REQUIRED ACTION ->
Every record must reappear in the answer exactly as given.

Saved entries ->
*** Block opens ***

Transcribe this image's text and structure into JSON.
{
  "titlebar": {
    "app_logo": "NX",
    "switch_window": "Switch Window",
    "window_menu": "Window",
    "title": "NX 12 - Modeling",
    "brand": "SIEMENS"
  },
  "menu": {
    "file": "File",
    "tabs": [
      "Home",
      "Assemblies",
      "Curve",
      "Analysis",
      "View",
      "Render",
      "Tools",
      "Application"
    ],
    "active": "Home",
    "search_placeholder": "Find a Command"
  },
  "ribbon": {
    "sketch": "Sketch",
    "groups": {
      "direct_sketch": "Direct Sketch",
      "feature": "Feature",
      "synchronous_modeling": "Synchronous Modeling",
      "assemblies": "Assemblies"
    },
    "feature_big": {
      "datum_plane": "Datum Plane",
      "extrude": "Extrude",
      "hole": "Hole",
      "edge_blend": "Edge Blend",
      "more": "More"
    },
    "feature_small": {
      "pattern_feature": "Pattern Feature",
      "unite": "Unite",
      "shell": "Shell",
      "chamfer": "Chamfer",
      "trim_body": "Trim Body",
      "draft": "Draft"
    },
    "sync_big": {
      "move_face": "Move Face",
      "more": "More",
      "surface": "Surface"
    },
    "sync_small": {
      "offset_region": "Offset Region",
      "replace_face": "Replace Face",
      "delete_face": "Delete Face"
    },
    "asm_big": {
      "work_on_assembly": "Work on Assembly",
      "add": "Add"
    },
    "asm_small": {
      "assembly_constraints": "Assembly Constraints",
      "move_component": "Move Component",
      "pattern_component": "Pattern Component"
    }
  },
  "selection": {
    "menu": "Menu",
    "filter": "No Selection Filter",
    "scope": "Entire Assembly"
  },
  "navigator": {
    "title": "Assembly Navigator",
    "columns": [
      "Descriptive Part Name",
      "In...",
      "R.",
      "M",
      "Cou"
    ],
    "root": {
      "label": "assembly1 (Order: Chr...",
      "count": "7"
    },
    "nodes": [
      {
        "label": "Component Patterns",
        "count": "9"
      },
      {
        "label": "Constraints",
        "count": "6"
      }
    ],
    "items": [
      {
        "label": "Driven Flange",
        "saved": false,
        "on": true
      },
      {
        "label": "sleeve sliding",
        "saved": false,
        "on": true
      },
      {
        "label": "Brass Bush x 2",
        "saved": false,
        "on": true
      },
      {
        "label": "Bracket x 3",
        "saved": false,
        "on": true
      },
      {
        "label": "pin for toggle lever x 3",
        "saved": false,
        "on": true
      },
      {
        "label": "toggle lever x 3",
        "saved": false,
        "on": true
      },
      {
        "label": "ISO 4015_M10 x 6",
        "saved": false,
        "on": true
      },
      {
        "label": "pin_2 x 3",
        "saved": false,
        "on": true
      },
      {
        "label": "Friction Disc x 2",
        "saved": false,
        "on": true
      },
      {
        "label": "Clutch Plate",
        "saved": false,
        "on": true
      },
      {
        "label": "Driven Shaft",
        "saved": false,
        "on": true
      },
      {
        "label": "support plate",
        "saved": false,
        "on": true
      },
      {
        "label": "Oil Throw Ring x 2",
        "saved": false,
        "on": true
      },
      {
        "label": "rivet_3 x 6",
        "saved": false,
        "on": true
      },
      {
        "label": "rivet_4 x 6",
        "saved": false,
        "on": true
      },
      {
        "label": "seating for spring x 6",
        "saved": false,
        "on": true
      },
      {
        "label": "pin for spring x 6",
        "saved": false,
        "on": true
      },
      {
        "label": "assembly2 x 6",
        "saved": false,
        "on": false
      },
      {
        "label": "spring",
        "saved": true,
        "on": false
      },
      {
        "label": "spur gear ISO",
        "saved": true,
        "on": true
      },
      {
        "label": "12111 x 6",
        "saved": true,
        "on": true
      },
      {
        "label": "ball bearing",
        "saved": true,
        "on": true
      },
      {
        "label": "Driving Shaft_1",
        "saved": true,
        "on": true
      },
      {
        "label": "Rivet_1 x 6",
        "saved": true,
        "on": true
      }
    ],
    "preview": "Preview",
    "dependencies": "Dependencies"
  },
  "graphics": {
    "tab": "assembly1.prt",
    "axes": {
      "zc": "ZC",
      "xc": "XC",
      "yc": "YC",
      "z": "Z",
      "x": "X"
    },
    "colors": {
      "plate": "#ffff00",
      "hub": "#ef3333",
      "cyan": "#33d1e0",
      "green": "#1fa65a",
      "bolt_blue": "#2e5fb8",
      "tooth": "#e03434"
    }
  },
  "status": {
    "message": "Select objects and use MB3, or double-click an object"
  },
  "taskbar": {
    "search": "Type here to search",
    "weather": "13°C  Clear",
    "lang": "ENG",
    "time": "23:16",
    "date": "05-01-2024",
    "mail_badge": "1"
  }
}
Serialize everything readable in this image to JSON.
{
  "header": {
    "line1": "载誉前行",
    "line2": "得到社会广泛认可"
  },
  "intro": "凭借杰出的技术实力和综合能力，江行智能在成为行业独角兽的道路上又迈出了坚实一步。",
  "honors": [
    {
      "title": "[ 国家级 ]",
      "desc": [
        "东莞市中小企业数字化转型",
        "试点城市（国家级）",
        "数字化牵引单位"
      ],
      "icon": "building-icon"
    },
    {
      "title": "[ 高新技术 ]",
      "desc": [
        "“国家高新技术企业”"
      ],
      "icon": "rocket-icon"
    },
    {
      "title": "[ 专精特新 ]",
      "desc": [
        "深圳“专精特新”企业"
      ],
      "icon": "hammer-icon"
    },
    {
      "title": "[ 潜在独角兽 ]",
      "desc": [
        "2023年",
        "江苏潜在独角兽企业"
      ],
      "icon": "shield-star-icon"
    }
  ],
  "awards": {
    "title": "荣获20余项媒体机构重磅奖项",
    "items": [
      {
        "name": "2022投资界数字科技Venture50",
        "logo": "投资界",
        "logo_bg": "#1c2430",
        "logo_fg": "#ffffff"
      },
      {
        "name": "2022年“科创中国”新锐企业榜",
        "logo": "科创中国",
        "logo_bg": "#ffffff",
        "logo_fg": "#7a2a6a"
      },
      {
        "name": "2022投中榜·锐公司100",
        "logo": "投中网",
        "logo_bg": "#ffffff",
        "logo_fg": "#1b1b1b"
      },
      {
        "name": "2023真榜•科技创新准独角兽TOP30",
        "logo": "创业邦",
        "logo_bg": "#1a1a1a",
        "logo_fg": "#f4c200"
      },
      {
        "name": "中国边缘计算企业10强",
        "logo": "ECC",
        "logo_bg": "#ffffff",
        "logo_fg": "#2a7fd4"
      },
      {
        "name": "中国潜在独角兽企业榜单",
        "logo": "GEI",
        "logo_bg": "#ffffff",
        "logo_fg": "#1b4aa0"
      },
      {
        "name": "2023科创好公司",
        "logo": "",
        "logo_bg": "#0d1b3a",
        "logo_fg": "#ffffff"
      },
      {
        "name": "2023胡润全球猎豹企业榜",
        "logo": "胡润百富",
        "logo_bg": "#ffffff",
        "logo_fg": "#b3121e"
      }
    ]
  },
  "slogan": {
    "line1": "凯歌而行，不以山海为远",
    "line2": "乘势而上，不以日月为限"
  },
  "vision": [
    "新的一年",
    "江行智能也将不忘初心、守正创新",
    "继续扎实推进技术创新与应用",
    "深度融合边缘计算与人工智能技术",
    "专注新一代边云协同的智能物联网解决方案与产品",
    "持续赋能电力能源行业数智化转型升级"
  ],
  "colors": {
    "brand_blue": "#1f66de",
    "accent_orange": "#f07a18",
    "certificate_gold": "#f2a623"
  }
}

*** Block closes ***

OUTPUT FOR THIS TASK ->
Transcribe this image's text and structure into JSON.
{
  "titlebar": {
    "app_logo": "NX",
    "switch_window": "Switch Window",
    "window_menu": "Window",
    "title": "NX 12 - Modeling",
    "brand": "SIEMENS"
  },
  "menu": {
    "file": "File",
    "tabs": [
      "Home",
      "Assemblies",
      "Curve",
      "Analysis",
      "View",
      "Render",
      "Tools",
      "Application"
    ],
    "active": "Home",
    "search_placeholder": "Find a Command"
  },
  "ribbon": {
    "sketch": "Sketch",
    "groups": {
      "direct_sketch": "Direct Sketch",
      "feature": "Feature",
      "synchronous_modeling": "Synchronous Modeling",
      "assemblies": "Assemblies"
    },
    "feature_big": {
      "datum_plane": "Datum Plane",
      "extrude": "Extrude",
      "hole": "Hole",
      "edge_blend": "Edge Blend",
      "more": "More"
    },
    "feature_small": {
      "pattern_feature": "Pattern Feature",
      "unite": "Unite",
      "shell": "Shell",
      "chamfer": "Chamfer",
      "trim_body": "Trim Body",
      "draft": "Draft"
    },
    "sync_big": {
      "move_face": "Move Face",
      "more": "More",
      "surface": "Surface"
    },
    "sync_small": {
      "offset_region": "Offset Region",
      "replace_face": "Replace Face",
      "delete_face": "Delete Face"
    },
    "asm_big": {
      "work_on_assembly": "Work on Assembly",
      "add": "Add"
    },
    "asm_small": {
      "assembly_constraints": "Assembly Constraints",
      "move_component": "Move Component",
      "pattern_component": "Pattern Component"
    }
  },
  "selection": {
    "menu": "Menu",
    "filter": "No Selection Filter",
    "scope": "Entire Assembly"
  },
  "navigator": {
    "title": "Assembly Navigator",
    "columns": [
      "Descriptive Part Name",
      "In...",
      "R.",
      "M",
      "Cou"
    ],
    "root": {
      "label": "assembly1 (Order: Chr...",
      "count": "7"
    },
    "nodes": [
      {
        "label": "Component Patterns",
        "count": "9"
      },
      {
        "label": "Constraints",
        "count": "6"
      }
    ],
    "items": [
      {
        "label": "Driven Flange",
        "saved": false,
        "on": true
      },
      {
        "label": "sleeve sliding",
        "saved": false,
        "on": true
      },
      {
        "label": "Brass Bush x 2",
        "saved": false,
        "on": true
      },
      {
        "label": "Bracket x 3",
        "saved": false,
        "on": true
      },
      {
        "label": "pin for toggle lever x 3",
        "saved": false,
        "on": true
      },
      {
        "label": "toggle lever x 3",
        "saved": false,
        "on": true
      },
      {
        "label": "ISO 4015_M10 x 6",
        "saved": false,
        "on": true
      },
      {
        "label": "pin_2 x 3",
        "saved": false,
        "on": true
      },
      {
        "label": "Friction Disc x 2",
        "saved": false,
        "on": true
      },
      {
        "label": "Clutch Plate",
        "saved": false,
        "on": true
      },
      {
        "label": "Driven Shaft",
        "saved": false,
        "on": true
      },
      {
        "label": "support plate",
        "saved": false,
        "on": true
      },
      {
        "label": "Oil Throw Ring x 2",
        "saved": false,
        "on": true
      },
      {
        "label": "rivet_3 x 6",
        "saved": false,
        "on": true
      },
      {
        "label": "rivet_4 x 6",
        "saved": false,
        "on": true
      },
      {
        "label": "seating for spring x 6",
        "saved": false,
        "on": true
      },
      {
        "label": "pin for spring x 6",
        "saved": false,
        "on": true
      },
      {
        "label": "assembly2 x 6",
        "saved": false,
        "on": false
      },
      {
        "label": "spring",
        "saved": true,
        "on": false
      },
      {
        "label": "spur gear ISO",
        "saved": true,
        "on": true
      },
      {
        "label": "12111 x 6",
        "saved": true,
        "on": true
      },
      {
        "label": "ball bearing",
        "saved": true,
        "on": true
      },
      {
        "label": "Driving Shaft_1",
        "saved": true,
        "on": true
      },
      {
        "label": "Rivet_1 x 6",
        "saved": true,
        "on": true
      }
    ],
    "preview": "Preview",
    "dependencies": "Dependencies"
  },
  "graphics": {
    "tab": "assembly1.prt",
    "axes": {
      "zc": "ZC",
      "xc": "XC",
      "yc": "YC",
      "z": "Z",
      "x": "X"
    },
    "colors": {
      "plate": "#ffff00",
      "hub": "#ef3333",
      "cyan": "#33d1e0",
      "green": "#1fa65a",
      "bolt_blue": "#2e5fb8",
      "tooth": "#e03434"
    }
  },
  "status": {
    "message": "Select objects and use MB3, or double-click an object"
  },
  "taskbar": {
    "search": "Type here to search",
    "weather": "13°C  Clear",
    "lang": "ENG",
    "time": "23:16",
    "date": "05-01-2024",
    "mail_badge": "1"
  }
}
Serialize everything readable in this image to JSON.
{
  "header": {
    "line1": "载誉前行",
    "line2": "得到社会广泛认可"
  },
  "intro": "凭借杰出的技术实力和综合能力，江行智能在成为行业独角兽的道路上又迈出了坚实一步。",
  "honors": [
    {
      "title": "[ 国家级 ]",
      "desc": [
        "东莞市中小企业数字化转型",
        "试点城市（国家级）",
        "数字化牵引单位"
      ],
      "icon": "building-icon"
    },
    {
      "title": "[ 高新技术 ]",
      "desc": [
        "“国家高新技术企业”"
      ],
      "icon": "rocket-icon"
    },
    {
      "title": "[ 专精特新 ]",
      "desc": [
        "深圳“专精特新”企业"
      ],
      "icon": "hammer-icon"
    },
    {
      "title": "[ 潜在独角兽 ]",
      "desc": [
        "2023年",
        "江苏潜在独角兽企业"
      ],
      "icon": "shield-star-icon"
    }
  ],
  "awards": {
    "title": "荣获20余项媒体机构重磅奖项",
    "items": [
      {
        "name": "2022投资界数字科技Venture50",
        "logo": "投资界",
        "logo_bg": "#1c2430",
        "logo_fg": "#ffffff"
      },
      {
        "name": "2022年“科创中国”新锐企业榜",
        "logo": "科创中国",
        "logo_bg": "#ffffff",
        "logo_fg": "#7a2a6a"
      },
      {
        "name": "2022投中榜·锐公司100",
        "logo": "投中网",
        "logo_bg": "#ffffff",
        "logo_fg": "#1b1b1b"
      },
      {
        "name": "2023真榜•科技创新准独角兽TOP30",
        "logo": "创业邦",
        "logo_bg": "#1a1a1a",
        "logo_fg": "#f4c200"
      },
      {
        "name": "中国边缘计算企业10强",
        "logo": "ECC",
        "logo_bg": "#ffffff",
        "logo_fg": "#2a7fd4"
      },
      {
        "name": "中国潜在独角兽企业榜单",
        "logo": "GEI",
        "logo_bg": "#ffffff",
        "logo_fg": "#1b4aa0"
      },
      {
        "name": "2023科创好公司",
        "logo": "",
        "logo_bg": "#0d1b3a",
        "logo_fg": "#ffffff"
      },
      {
        "name": "2023胡润全球猎豹企业榜",
        "logo": "胡润百富",
        "logo_bg": "#ffffff",
        "logo_fg": "#b3121e"
      }
    ]
  },
  "slogan": {
    "line1": "凯歌而行，不以山海为远",
    "line2": "乘势而上，不以日月为限"
  },
  "vision": [
    "新的一年",
    "江行智能也将不忘初心、守正创新",
    "继续扎实推进技术创新与应用",
    "深度融合边缘计算与人工智能技术",
    "专注新一代边云协同的智能物联网解决方案与产品",
    "持续赋能电力能源行业数智化转型升级"
  ],
  "colors": {
    "brand_blue": "#1f66de",
    "accent_orange": "#f07a18",
    "certificate_gold": "#f2a623"
  }
}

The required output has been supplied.